The task = What you return must match the material exactly, with every line present.

>>>

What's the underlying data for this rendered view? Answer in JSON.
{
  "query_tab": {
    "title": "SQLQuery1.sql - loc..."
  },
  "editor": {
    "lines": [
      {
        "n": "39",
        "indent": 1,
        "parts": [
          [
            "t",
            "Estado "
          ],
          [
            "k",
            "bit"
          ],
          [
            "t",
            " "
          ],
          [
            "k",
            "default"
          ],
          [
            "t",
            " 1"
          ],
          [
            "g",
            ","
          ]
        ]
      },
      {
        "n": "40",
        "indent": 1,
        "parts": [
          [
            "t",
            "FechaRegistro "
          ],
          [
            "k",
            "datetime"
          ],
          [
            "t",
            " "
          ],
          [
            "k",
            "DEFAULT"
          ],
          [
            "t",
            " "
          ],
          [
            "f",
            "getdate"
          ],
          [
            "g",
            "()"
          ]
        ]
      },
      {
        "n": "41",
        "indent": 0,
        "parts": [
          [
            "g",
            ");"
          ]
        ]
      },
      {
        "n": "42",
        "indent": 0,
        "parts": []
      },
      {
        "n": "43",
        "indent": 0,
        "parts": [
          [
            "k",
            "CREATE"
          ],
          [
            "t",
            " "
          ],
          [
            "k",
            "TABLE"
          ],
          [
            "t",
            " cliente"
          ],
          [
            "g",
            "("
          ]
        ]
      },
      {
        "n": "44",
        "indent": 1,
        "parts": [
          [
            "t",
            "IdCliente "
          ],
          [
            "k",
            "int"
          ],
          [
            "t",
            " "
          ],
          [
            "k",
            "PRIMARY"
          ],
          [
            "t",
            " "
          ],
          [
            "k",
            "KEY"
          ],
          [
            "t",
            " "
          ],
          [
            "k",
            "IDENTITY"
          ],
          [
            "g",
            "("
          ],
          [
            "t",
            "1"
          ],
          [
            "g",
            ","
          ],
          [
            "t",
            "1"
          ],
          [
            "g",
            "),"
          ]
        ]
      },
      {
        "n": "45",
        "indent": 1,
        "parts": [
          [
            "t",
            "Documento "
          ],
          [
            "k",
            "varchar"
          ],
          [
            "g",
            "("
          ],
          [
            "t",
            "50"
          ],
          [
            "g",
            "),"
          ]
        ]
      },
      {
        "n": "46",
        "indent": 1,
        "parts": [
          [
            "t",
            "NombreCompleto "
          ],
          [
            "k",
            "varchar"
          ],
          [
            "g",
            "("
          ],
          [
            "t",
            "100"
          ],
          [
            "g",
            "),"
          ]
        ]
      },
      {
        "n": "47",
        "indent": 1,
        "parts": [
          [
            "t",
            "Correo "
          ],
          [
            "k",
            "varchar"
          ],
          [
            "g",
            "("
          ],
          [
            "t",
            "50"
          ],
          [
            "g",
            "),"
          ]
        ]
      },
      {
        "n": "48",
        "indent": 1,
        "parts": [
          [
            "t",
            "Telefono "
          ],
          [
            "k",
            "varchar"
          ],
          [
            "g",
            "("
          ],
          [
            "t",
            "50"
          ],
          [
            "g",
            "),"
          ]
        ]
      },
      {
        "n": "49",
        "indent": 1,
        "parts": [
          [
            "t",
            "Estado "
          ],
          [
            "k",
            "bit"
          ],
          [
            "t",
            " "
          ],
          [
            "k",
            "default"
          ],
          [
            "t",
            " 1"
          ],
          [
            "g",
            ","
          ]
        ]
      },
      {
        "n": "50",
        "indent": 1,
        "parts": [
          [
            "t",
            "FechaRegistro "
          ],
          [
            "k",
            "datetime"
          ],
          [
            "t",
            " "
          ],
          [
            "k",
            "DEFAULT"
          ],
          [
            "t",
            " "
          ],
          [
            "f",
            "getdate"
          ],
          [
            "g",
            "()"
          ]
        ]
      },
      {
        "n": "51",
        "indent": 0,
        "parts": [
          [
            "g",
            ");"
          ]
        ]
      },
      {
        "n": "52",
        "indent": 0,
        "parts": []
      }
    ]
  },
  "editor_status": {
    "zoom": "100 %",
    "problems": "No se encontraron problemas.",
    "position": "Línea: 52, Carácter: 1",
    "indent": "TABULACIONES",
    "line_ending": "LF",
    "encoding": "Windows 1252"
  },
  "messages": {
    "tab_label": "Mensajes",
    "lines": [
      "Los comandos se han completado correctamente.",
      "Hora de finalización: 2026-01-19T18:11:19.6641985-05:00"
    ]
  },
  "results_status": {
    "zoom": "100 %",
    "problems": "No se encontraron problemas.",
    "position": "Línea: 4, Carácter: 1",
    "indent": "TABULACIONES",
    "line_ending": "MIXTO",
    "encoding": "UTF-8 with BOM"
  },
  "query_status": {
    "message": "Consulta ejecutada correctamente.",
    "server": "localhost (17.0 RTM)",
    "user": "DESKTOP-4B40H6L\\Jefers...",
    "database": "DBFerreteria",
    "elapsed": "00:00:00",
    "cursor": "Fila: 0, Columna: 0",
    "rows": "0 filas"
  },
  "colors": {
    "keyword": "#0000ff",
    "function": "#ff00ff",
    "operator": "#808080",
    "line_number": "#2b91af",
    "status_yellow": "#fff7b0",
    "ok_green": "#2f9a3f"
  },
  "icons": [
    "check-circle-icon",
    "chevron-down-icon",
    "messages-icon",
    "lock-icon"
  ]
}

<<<

Written solution =
What's the underlying data for this rendered view? Answer in JSON.
{
  "query_tab": {
    "title": "SQLQuery1.sql - loc..."
  },
  "editor": {
    "lines": [
      {
        "n": "39",
        "indent": 1,
        "parts": [
          [
            "t",
            "Estado "
          ],
          [
            "k",
            "bit"
          ],
          [
            "t",
            " "
          ],
          [
            "k",
            "default"
          ],
          [
            "t",
            " 1"
          ],
          [
            "g",
            ","
          ]
        ]
      },
      {
        "n": "40",
        "indent": 1,
        "parts": [
          [
            "t",
            "FechaRegistro "
          ],
          [
            "k",
            "datetime"
          ],
          [
            "t",
            " "
          ],
          [
            "k",
            "DEFAULT"
          ],
          [
            "t",
            " "
          ],
          [
            "f",
            "getdate"
          ],
          [
            "g",
            "()"
          ]
        ]
      },
      {
        "n": "41",
        "indent": 0,
        "parts": [
          [
            "g",
            ");"
          ]
        ]
      },
      {
        "n": "42",
        "indent": 0,
        "parts": []
      },
      {
        "n": "43",
        "indent": 0,
        "parts": [
          [
            "k",
            "CREATE"
          ],
          [
            "t",
            " "
          ],
          [
            "k",
            "TABLE"
          ],
          [
            "t",
            " cliente"
          ],
          [
            "g",
            "("
          ]
        ]
      },
      {
        "n": "44",
        "indent": 1,
        "parts": [
          [
            "t",
            "IdCliente "
          ],
          [
            "k",
            "int"
          ],
          [
            "t",
            " "
          ],
          [
            "k",
            "PRIMARY"
          ],
          [
            "t",
            " "
          ],
          [
            "k",
            "KEY"
          ],
          [
            "t",
            " "
          ],
          [
            "k",
            "IDENTITY"
          ],
          [
            "g",
            "("
          ],
          [
            "t",
            "1"
          ],
          [
            "g",
            ","
          ],
          [
            "t",
            "1"
          ],
          [
            "g",
            "),"
          ]
        ]
      },
      {
        "n": "45",
        "indent": 1,
        "parts": [
          [
            "t",
            "Documento "
          ],
          [
            "k",
            "varchar"
          ],
          [
            "g",
            "("
          ],
          [
            "t",
            "50"
          ],
          [
            "g",
            "),"
          ]
        ]
      },
      {
        "n": "46",
        "indent": 1,
        "parts": [
          [
            "t",
            "NombreCompleto "
          ],
          [
            "k",
            "varchar"
          ],
          [
            "g",
            "("
          ],
          [
            "t",
            "100"
          ],
          [
            "g",
            "),"
          ]
        ]
      },
      {
        "n": "47",
        "indent": 1,
        "parts": [
          [
            "t",
            "Correo "
          ],
          [
            "k",
            "varchar"
          ],
          [
            "g",
            "("
          ],
          [
            "t",
            "50"
          ],
          [
            "g",
            "),"
          ]
        ]
      },
      {
        "n": "48",
        "indent": 1,
        "parts": [
          [
            "t",
            "Telefono "
          ],
          [
            "k",
            "varchar"
          ],
          [
            "g",
            "("
          ],
          [
            "t",
            "50"
          ],
          [
            "g",
            "),"
          ]
        ]
      },
      {
        "n": "49",
        "indent": 1,
        "parts": [
          [
            "t",
            "Estado "
          ],
          [
            "k",
            "bit"
          ],
          [
            "t",
            " "
          ],
          [
            "k",
            "default"
          ],
          [
            "t",
            " 1"
          ],
          [
            "g",
            ","
          ]
        ]
      },
      {
        "n": "50",
        "indent": 1,
        "parts": [
          [
            "t",
            "FechaRegistro "
          ],
          [
            "k",
            "datetime"
          ],
          [
            "t",
            " "
          ],
          [
            "k",
            "DEFAULT"
          ],
          [
            "t",
            " "
          ],
          [
            "f",
            "getdate"
          ],
          [
            "g",
            "()"
          ]
        ]
      },
      {
        "n": "51",
        "indent": 0,
        "parts": [
          [
            "g",
            ");"
          ]
        ]
      },
      {
        "n": "52",
        "indent": 0,
        "parts": []
      }
    ]
  },
  "editor_status": {
    "zoom": "100 %",
    "problems": "No se encontraron problemas.",
    "position": "Línea: 52, Carácter: 1",
    "indent": "TABULACIONES",
    "line_ending": "LF",
    "encoding": "Windows 1252"
  },
  "messages": {
    "tab_label": "Mensajes",
    "lines": [
      "Los comandos se han completado correctamente.",
      "Hora de finalización: 2026-01-19T18:11:19.6641985-05:00"
    ]
  },
  "results_status": {
    "zoom": "100 %",
    "problems": "No se encontraron problemas.",
    "position": "Línea: 4, Carácter: 1",
    "indent": "TABULACIONES",
    "line_ending": "MIXTO",
    "encoding": "UTF-8 with BOM"
  },
  "query_status": {
    "message": "Consulta ejecutada correctamente.",
    "server": "localhost (17.0 RTM)",
    "user": "DESKTOP-4B40H6L\\Jefers...",
    "database": "DBFerreteria",
    "elapsed": "00:00:00",
    "cursor": "Fila: 0, Columna: 0",
    "rows": "0 filas"
  },
  "colors": {
    "keyword": "#0000ff",
    "function": "#ff00ff",
    "operator": "#808080",
    "line_number": "#2b91af",
    "status_yellow": "#fff7b0",
    "ok_green": "#2f9a3f"
  },
  "icons": [
    "check-circle-icon",
    "chevron-down-icon",
    "messages-icon",
    "lock-icon"
  ]
}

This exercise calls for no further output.